Prospective students graduated or expecting to graduate with degrees in Electrical and Electronic Engineering, Physics, Materials Science, Applied Science, Chemistry, or related disciplines, with a GPA above 8 out of 10, or 3.5 out of 4.0, or high distinction (HD), or equivalent are invited to apply. However, to be competitive for a scholarship, international students will need to have outstanding GPA rankings within their departments (usually the top 5%, preferably top 2%).
If you meet the HDR admission requirements (self-assessment here), please send an email directly to Dr Lachlan Black (firstname.lastname@example.org) with the following information:
- Email subject: Prospective PhD for silicon PV
- Email body: please provide:
- Your background, experience, and research interests.
- GPA / result of each degree.
- If possible, an estimation of your GPA ranking within your cohort. For example: 3rd out of 100, 5th out of 400, top 1%, top 2%, etc.
- Details of any publications, along with DOI links.
- List of any other relevant research achievements.
- When you expect to be able to start your PhD if successful.
- Attachments: CV, academic transcripts, and an additional PDF file which includes certificates of prizes, awards, recognitions or any other supporting evidence.
Initial assessment is based on the information you provide. In case critical information (e.g. GPA results) is missing your application cannot be considered. Obvious mass application e-mails will not be considered. We apologise that due to the large number of applications typically received, it is not possible to respond to all applicants.
We are looking forward to seeing outstanding candidates joining our group. Candidates from diverse backgrounds, including those traditionally underrepresented in the STEM field, are especially encouraged to apply!
We are offering to support your PhD candidacy for a competitive scholarship application in the field of photovoltaics at the Australian National University (ANU), located in Canberra, Australia. For the successful applicant, the scholarship fully covers the university fees and research expenses, and provides an additional allowance to cover living costs for 3.5 years:
- Living allowance: AUD$ 34,000 per year
- Conference travel allowance: AUD$ 6,000 during PhD
- Relocation allowance: up to AUD$ 2,500
In case your scholarship application is unsuccessful, there may be options to provide alternative funding from upcoming research projects.
Relevant overview publications:

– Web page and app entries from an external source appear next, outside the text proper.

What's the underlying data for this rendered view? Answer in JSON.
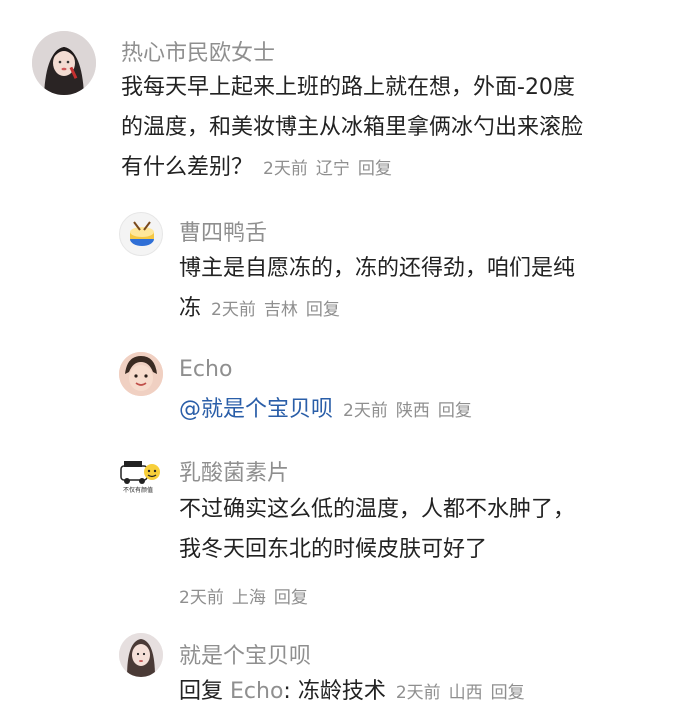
{
  "comments": [
    {
      "author": "热心市民欧女士",
      "lines": [
        "我每天早上起来上班的路上就在想，外面-20度",
        "的温度，和美妆博主从冰箱里拿俩冰勺出来滚脸",
        "有什么差别？"
      ],
      "time": "2天前",
      "location": "辽宁",
      "reply_label": "回复"
    },
    {
      "author": "曹四鸭舌",
      "lines": [
        "博主是自愿冻的，冻的还得劲，咱们是纯",
        "冻"
      ],
      "time": "2天前",
      "location": "吉林",
      "reply_label": "回复"
    },
    {
      "author": "Echo",
      "mention": "@就是个宝贝呗",
      "time": "2天前",
      "location": "陕西",
      "reply_label": "回复"
    },
    {
      "author": "乳酸菌素片",
      "lines": [
        "不过确实这么低的温度，人都不水肿了，",
        "我冬天回东北的时候皮肤可好了"
      ],
      "time": "2天前",
      "location": "上海",
      "reply_label": "回复"
    },
    {
      "author": "就是个宝贝呗",
      "reply_prefix": "回复",
      "reply_target": "Echo",
      "text": ": 冻龄技术",
      "time": "2天前",
      "location": "山西",
      "reply_label": "回复"
    }
  ],
  "avatar_badge_text": "不仅有颜值",
  "colors": {
    "text": "#222222",
    "meta": "#8f8f8f",
    "mention": "#2a5ea8"
  }
}
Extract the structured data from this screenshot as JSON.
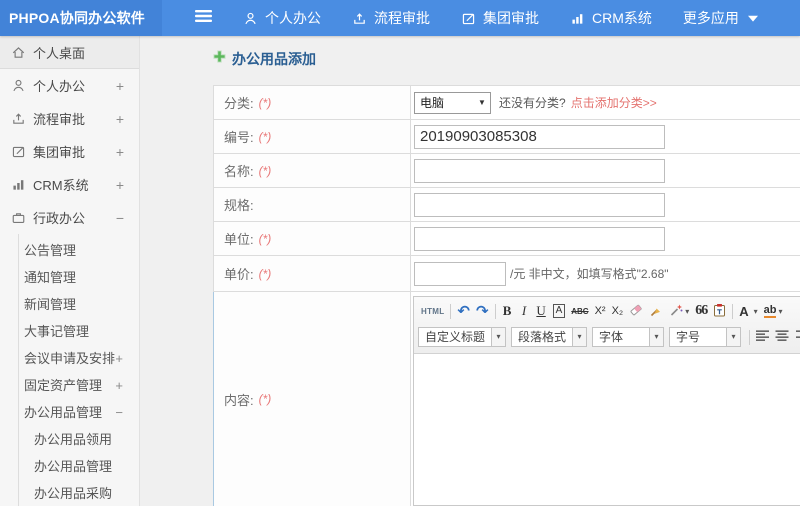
{
  "app": {
    "title": "PHPOA协同办公软件"
  },
  "navbar": {
    "items": [
      {
        "label": "个人办公",
        "icon": "user-icon"
      },
      {
        "label": "流程审批",
        "icon": "share-icon"
      },
      {
        "label": "集团审批",
        "icon": "edit-icon"
      },
      {
        "label": "CRM系统",
        "icon": "chart-icon"
      },
      {
        "label": "更多应用",
        "icon": "caret-down-icon"
      }
    ]
  },
  "sidebar": {
    "items": [
      {
        "label": "个人桌面",
        "expand": "",
        "icon": "home-icon"
      },
      {
        "label": "个人办公",
        "expand": "+",
        "icon": "user-icon"
      },
      {
        "label": "流程审批",
        "expand": "+",
        "icon": "share-icon"
      },
      {
        "label": "集团审批",
        "expand": "+",
        "icon": "edit-icon"
      },
      {
        "label": "CRM系统",
        "expand": "+",
        "icon": "chart-icon"
      },
      {
        "label": "行政办公",
        "expand": "−",
        "icon": "briefcase-icon"
      }
    ],
    "admin_children": [
      {
        "label": "公告管理",
        "expand": ""
      },
      {
        "label": "通知管理",
        "expand": ""
      },
      {
        "label": "新闻管理",
        "expand": ""
      },
      {
        "label": "大事记管理",
        "expand": ""
      },
      {
        "label": "会议申请及安排",
        "expand": "+"
      },
      {
        "label": "固定资产管理",
        "expand": "+"
      },
      {
        "label": "办公用品管理",
        "expand": "−"
      }
    ],
    "supplies_children": [
      {
        "label": "办公用品领用"
      },
      {
        "label": "办公用品管理"
      },
      {
        "label": "办公用品采购"
      }
    ]
  },
  "main": {
    "title": "办公用品添加",
    "form": {
      "category": {
        "label": "分类:",
        "required": "(*)",
        "value": "电脑",
        "hint": "还没有分类?",
        "link": "点击添加分类>>"
      },
      "code": {
        "label": "编号:",
        "required": "(*)",
        "value": "20190903085308"
      },
      "name": {
        "label": "名称:",
        "required": "(*)",
        "value": ""
      },
      "spec": {
        "label": "规格:",
        "value": ""
      },
      "unit": {
        "label": "单位:",
        "required": "(*)",
        "value": ""
      },
      "price": {
        "label": "单价:",
        "required": "(*)",
        "value": "",
        "suffix": "/元 非中文，如填写格式\"2.68\""
      },
      "content": {
        "label": "内容:",
        "required": "(*)"
      }
    },
    "editor": {
      "html_btn": "HTML",
      "bold": "B",
      "italic": "I",
      "underline": "U",
      "char_border": "A",
      "strike": "ABC",
      "superscript": "X²",
      "subscript": "X₂",
      "blockquote": "66",
      "font_color": "A",
      "highlight": "ab",
      "combos": [
        {
          "label": "自定义标题"
        },
        {
          "label": "段落格式"
        },
        {
          "label": "字体"
        },
        {
          "label": "字号"
        }
      ]
    }
  },
  "colors": {
    "navbar": "#4a8de2",
    "logo_bg": "#4283d8",
    "page_title": "#2a5e92",
    "required": "#e87878",
    "category_link": "#e4736f",
    "content_row_border": "#a9c9e2"
  }
}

You can find out more about my research interests and previous publications at (https://researchers.anu.edu.au/researchers/black-l) and those of Prof. Macdonald at (https://cecs.anu.edu.au/people/daniel-macdonald).